    [XResolution] => 720000/10000
    [YResolution] => 720000/10000
    [ResolutionUnit] => 2
    [Software] => Adobe Photoshop CS2 Windows
    [DateTime] => 2007:10:13 06:34:48
    [Exif_IFD_Pointer] => 164
    [THUMBNAIL] => Array
        (
            [Compression] => 6
            [XResolution] => 72/1
            [YResolution] => 72/1
            [ResolutionUnit] => 2
            [JPEGInterchangeFormat] => 302
            [JPEGInterchangeFormatLength] => 4292
        )

    [ColorSpace] => 1
    [ExifImageWidth] => 3359
    [ExifImageLength] => 2084
) 

It's also possible for an image to not have any exif data at all. Only JPEG or TIFF images support exif, and even those are not guaranteed to contain any.

EXIF data in your &imageTpl Chunks

Once you know you have exif data available, you can access it with the exif.EXIF_KEY_HERE placeholders. For example if you want to show the DateTime exif data, you could add the following to the chunk used for your imageTpl property:

[[+exif.DateTime:notempty=`<p>Photo taken on <b>[[+exif.DateTime]]</b>`]]

Processing EXIF Data in a Snippet

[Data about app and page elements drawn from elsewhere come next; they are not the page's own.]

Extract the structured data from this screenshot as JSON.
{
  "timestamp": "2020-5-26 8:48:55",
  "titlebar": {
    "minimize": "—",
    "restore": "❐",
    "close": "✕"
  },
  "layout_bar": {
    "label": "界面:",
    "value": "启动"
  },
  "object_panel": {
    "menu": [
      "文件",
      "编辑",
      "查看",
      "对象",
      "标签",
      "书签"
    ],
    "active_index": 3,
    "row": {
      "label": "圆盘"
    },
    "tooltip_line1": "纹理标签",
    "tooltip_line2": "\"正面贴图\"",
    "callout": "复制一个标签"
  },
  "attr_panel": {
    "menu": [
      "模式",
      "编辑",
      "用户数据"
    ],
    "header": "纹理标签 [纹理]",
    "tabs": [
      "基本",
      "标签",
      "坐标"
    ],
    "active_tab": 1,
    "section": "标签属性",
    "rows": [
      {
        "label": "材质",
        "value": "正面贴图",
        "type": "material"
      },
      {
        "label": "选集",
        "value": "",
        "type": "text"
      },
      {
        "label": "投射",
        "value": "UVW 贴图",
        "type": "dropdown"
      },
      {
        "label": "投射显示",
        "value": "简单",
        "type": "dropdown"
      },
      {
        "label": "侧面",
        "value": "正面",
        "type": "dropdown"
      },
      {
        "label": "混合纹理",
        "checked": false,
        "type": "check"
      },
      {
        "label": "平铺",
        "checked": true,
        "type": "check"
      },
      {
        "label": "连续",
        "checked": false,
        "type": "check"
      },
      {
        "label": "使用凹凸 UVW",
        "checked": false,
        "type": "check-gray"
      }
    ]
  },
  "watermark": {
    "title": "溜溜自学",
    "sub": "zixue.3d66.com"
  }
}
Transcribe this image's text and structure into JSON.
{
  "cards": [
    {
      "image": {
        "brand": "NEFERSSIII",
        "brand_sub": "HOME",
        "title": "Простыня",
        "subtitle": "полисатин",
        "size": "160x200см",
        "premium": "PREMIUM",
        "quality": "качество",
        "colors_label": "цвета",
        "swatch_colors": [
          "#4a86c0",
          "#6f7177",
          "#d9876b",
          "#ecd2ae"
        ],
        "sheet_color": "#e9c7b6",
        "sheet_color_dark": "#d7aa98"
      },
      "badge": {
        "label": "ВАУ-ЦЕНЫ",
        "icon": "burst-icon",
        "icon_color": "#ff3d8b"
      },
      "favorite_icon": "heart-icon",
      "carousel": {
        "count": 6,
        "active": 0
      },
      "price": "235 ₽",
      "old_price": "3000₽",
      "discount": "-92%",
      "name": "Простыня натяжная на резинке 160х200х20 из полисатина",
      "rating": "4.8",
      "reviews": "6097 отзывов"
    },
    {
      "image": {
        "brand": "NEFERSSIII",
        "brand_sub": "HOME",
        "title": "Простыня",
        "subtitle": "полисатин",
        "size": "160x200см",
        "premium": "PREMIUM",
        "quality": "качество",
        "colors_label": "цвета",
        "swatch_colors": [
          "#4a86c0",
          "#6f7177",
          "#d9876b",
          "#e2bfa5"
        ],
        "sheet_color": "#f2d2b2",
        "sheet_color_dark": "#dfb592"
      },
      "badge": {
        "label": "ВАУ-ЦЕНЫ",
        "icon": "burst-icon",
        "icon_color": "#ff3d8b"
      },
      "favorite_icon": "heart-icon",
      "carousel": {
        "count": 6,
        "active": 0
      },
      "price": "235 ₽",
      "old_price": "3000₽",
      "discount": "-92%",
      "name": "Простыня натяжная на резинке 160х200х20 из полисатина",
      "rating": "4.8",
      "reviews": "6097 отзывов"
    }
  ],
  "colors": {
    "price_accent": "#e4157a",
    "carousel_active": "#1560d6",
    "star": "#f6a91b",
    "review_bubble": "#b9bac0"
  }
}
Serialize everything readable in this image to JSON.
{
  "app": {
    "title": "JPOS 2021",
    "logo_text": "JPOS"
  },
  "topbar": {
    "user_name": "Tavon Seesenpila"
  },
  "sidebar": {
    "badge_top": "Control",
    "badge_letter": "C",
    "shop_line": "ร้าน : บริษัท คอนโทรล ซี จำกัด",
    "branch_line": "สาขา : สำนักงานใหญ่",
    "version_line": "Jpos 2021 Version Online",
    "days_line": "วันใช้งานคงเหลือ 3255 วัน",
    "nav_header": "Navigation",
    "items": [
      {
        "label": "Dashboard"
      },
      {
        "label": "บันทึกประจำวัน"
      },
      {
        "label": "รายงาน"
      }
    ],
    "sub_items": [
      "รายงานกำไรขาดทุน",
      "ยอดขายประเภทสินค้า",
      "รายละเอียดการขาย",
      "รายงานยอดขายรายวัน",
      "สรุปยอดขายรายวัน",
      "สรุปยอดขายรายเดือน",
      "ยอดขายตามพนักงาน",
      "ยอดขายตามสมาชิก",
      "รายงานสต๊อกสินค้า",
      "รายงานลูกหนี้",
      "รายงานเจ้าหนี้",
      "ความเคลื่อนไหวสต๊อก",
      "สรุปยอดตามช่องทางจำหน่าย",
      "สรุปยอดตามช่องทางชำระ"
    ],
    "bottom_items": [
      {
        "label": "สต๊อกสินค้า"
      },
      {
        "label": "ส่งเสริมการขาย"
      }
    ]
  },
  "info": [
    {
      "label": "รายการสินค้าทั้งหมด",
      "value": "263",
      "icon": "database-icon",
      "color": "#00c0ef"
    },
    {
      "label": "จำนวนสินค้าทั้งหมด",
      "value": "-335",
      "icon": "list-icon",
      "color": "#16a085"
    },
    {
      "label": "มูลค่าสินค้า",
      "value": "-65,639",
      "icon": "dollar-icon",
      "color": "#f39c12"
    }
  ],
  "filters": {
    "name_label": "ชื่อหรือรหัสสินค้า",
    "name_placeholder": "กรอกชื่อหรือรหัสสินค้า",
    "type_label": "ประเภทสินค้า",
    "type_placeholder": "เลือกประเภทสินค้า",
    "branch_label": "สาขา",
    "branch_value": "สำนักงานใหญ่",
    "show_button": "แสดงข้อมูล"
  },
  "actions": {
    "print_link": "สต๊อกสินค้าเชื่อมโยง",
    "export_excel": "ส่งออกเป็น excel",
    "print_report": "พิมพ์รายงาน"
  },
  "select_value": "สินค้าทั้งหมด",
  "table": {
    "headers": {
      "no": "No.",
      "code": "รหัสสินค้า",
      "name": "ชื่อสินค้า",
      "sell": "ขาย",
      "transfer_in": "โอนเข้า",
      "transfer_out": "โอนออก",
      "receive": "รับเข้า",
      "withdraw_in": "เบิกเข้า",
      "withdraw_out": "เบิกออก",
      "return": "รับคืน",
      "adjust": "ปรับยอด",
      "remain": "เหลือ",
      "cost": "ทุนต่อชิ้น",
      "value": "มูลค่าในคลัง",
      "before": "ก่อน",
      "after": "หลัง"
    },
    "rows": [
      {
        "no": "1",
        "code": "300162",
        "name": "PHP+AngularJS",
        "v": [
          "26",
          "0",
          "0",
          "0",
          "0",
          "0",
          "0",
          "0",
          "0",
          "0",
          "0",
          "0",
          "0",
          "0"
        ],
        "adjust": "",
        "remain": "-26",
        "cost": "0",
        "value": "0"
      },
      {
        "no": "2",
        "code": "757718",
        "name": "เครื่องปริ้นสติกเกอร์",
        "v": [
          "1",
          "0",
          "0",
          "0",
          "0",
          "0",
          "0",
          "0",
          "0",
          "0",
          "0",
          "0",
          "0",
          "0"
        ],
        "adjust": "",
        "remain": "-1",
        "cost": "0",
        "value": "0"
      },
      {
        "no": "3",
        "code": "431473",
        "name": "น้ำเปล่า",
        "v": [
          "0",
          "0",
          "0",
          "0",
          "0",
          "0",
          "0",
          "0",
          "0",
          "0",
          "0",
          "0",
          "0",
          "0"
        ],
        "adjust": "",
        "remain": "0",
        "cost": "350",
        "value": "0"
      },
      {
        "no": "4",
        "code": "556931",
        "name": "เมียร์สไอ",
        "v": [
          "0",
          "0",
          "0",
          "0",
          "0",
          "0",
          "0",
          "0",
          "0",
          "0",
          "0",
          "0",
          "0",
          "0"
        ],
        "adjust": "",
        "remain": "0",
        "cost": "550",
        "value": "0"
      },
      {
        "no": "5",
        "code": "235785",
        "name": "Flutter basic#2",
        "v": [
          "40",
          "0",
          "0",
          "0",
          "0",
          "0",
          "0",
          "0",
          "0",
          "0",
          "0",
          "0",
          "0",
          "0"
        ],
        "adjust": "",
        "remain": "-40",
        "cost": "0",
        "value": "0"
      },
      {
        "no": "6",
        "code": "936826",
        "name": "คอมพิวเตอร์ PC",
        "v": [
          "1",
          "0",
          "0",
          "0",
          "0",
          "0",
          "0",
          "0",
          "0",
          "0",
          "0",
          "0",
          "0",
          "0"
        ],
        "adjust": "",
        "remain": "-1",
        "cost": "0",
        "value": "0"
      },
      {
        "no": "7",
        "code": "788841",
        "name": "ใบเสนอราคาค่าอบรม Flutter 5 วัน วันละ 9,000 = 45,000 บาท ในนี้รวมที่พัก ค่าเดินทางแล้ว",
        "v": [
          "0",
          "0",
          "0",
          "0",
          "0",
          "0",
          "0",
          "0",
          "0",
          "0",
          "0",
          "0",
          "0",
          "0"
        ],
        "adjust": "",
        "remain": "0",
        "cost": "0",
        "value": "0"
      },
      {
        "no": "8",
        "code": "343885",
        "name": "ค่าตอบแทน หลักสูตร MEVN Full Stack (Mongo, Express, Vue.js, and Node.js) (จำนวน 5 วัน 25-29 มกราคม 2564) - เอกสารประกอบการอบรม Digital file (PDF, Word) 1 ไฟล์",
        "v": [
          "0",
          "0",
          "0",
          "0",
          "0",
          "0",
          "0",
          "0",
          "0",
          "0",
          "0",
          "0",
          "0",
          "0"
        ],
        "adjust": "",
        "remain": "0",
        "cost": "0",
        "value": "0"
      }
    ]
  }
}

If you'd like to do a bit more complex things with the EXIF data on an image, you can pass all the exif data to a snippet using the exif_json placeholder. This contains a JSON encoded object of all exif data, which is then easily decoded using json_decode($data, true).